START Data records

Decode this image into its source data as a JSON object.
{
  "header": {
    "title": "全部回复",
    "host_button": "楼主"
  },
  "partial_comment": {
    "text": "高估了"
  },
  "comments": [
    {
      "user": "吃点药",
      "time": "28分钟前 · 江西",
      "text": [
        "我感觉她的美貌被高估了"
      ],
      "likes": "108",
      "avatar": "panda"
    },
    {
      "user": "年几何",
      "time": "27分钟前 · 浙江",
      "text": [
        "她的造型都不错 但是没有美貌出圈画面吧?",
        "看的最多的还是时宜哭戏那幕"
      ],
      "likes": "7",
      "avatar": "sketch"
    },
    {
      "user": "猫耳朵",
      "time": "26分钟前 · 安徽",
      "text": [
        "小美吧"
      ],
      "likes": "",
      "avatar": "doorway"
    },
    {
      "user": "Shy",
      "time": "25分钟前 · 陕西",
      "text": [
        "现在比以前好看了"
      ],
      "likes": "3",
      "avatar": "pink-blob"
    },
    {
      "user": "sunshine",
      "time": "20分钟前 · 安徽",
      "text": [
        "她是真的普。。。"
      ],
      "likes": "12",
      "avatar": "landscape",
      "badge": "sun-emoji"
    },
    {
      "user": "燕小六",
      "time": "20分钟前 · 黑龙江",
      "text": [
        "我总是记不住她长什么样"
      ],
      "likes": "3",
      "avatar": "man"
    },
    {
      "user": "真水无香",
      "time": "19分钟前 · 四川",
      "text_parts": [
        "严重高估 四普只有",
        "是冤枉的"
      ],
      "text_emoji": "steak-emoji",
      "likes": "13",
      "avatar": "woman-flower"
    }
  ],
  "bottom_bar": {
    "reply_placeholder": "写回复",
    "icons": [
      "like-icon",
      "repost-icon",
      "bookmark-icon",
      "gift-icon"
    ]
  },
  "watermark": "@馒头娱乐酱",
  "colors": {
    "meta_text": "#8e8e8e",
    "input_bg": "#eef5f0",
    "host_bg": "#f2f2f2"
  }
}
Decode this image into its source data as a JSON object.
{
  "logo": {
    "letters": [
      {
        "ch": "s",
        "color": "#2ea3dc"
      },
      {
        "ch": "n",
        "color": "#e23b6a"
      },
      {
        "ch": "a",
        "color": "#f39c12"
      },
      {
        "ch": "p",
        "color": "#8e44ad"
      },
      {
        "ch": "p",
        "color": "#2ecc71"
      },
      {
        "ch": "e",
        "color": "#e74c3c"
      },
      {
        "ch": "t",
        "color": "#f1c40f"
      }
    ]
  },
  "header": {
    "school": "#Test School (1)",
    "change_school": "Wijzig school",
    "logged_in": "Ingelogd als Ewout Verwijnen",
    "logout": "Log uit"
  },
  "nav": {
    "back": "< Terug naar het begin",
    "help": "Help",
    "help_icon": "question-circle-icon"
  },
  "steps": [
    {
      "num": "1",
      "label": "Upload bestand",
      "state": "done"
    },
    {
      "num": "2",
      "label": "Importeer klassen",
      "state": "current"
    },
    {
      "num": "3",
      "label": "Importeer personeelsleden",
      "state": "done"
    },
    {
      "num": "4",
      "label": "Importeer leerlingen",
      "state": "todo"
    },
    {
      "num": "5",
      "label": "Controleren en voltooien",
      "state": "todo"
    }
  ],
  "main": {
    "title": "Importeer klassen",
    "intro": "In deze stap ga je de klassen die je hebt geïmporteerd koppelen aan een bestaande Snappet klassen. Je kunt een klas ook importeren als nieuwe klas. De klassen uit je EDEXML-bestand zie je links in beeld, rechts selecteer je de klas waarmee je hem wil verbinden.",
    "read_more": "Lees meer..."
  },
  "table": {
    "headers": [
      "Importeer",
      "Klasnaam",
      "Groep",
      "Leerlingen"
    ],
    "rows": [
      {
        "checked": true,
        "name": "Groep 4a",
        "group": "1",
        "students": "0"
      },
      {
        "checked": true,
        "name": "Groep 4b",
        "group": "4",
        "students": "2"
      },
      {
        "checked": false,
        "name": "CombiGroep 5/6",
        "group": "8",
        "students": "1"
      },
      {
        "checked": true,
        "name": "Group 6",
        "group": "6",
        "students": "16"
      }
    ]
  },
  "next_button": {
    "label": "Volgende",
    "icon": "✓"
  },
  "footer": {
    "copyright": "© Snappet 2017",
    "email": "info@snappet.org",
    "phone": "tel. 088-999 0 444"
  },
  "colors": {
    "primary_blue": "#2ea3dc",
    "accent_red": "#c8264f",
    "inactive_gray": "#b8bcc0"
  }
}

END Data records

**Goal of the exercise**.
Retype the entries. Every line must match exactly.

**Reply**.
Decode this image into its source data as a JSON object.
{
  "header": {
    "title": "全部回复",
    "host_button": "楼主"
  },
  "partial_comment": {
    "text": "高估了"
  },
  "comments": [
    {
      "user": "吃点药",
      "time": "28分钟前 · 江西",
      "text": [
        "我感觉她的美貌被高估了"
      ],
      "likes": "108",
      "avatar": "panda"
    },
    {
      "user": "年几何",
      "time": "27分钟前 · 浙江",
      "text": [
        "她的造型都不错 但是没有美貌出圈画面吧?",
        "看的最多的还是时宜哭戏那幕"
      ],
      "likes": "7",
      "avatar": "sketch"
    },
    {
      "user": "猫耳朵",
      "time": "26分钟前 · 安徽",
      "text": [
        "小美吧"
      ],
      "likes": "",
      "avatar": "doorway"
    },
    {
      "user": "Shy",
      "time": "25分钟前 · 陕西",
      "text": [
        "现在比以前好看了"
      ],
      "likes": "3",
      "avatar": "pink-blob"
    },
    {
      "user": "sunshine",
      "time": "20分钟前 · 安徽",
      "text": [
        "她是真的普。。。"
      ],
      "likes": "12",
      "avatar": "landscape",
      "badge": "sun-emoji"
    },
    {
      "user": "燕小六",
      "time": "20分钟前 · 黑龙江",
      "text": [
        "我总是记不住她长什么样"
      ],
      "likes": "3",
      "avatar": "man"
    },
    {
      "user": "真水无香",
      "time": "19分钟前 · 四川",
      "text_parts": [
        "严重高估 四普只有",
        "是冤枉的"
      ],
      "text_emoji": "steak-emoji",
      "likes": "13",
      "avatar": "woman-flower"
    }
  ],
  "bottom_bar": {
    "reply_placeholder": "写回复",
    "icons": [
      "like-icon",
      "repost-icon",
      "bookmark-icon",
      "gift-icon"
    ]
  },
  "watermark": "@馒头娱乐酱",
  "colors": {
    "meta_text": "#8e8e8e",
    "input_bg": "#eef5f0",
    "host_bg": "#f2f2f2"
  }
}
Decode this image into its source data as a JSON object.
{
  "logo": {
    "letters": [
      {
        "ch": "s",
        "color": "#2ea3dc"
      },
      {
        "ch": "n",
        "color": "#e23b6a"
      },
      {
        "ch": "a",
        "color": "#f39c12"
      },
      {
        "ch": "p",
        "color": "#8e44ad"
      },
      {
        "ch": "p",
        "color": "#2ecc71"
      },
      {
        "ch": "e",
        "color": "#e74c3c"
      },
      {
        "ch": "t",
        "color": "#f1c40f"
      }
    ]
  },
  "header": {
    "school": "#Test School (1)",
    "change_school": "Wijzig school",
    "logged_in": "Ingelogd als Ewout Verwijnen",
    "logout": "Log uit"
  },
  "nav": {
    "back": "< Terug naar het begin",
    "help": "Help",
    "help_icon": "question-circle-icon"
  },
  "steps": [
    {
      "num": "1",
      "label": "Upload bestand",
      "state": "done"
    },
    {
      "num": "2",
      "label": "Importeer klassen",
      "state": "current"
    },
    {
      "num": "3",
      "label": "Importeer personeelsleden",
      "state": "done"
    },
    {
      "num": "4",
      "label": "Importeer leerlingen",
      "state": "todo"
    },
    {
      "num": "5",
      "label": "Controleren en voltooien",
      "state": "todo"
    }
  ],
  "main": {
    "title": "Importeer klassen",
    "intro": "In deze stap ga je de klassen die je hebt geïmporteerd koppelen aan een bestaande Snappet klassen. Je kunt een klas ook importeren als nieuwe klas. De klassen uit je EDEXML-bestand zie je links in beeld, rechts selecteer je de klas waarmee je hem wil verbinden.",
    "read_more": "Lees meer..."
  },
  "table": {
    "headers": [
      "Importeer",
      "Klasnaam",
      "Groep",
      "Leerlingen"
    ],
    "rows": [
      {
        "checked": true,
        "name": "Groep 4a",
        "group": "1",
        "students": "0"
      },
      {
        "checked": true,
        "name": "Groep 4b",
        "group": "4",
        "students": "2"
      },
      {
        "checked": false,
        "name": "CombiGroep 5/6",
        "group": "8",
        "students": "1"
      },
      {
        "checked": true,
        "name": "Group 6",
        "group": "6",
        "students": "16"
      }
    ]
  },
  "next_button": {
    "label": "Volgende",
    "icon": "✓"
  },
  "footer": {
    "copyright": "© Snappet 2017",
    "email": "info@snappet.org",
    "phone": "tel. 088-999 0 444"
  },
  "colors": {
    "primary_blue": "#2ea3dc",
    "accent_red": "#c8264f",
    "inactive_gray": "#b8bcc0"
  }
}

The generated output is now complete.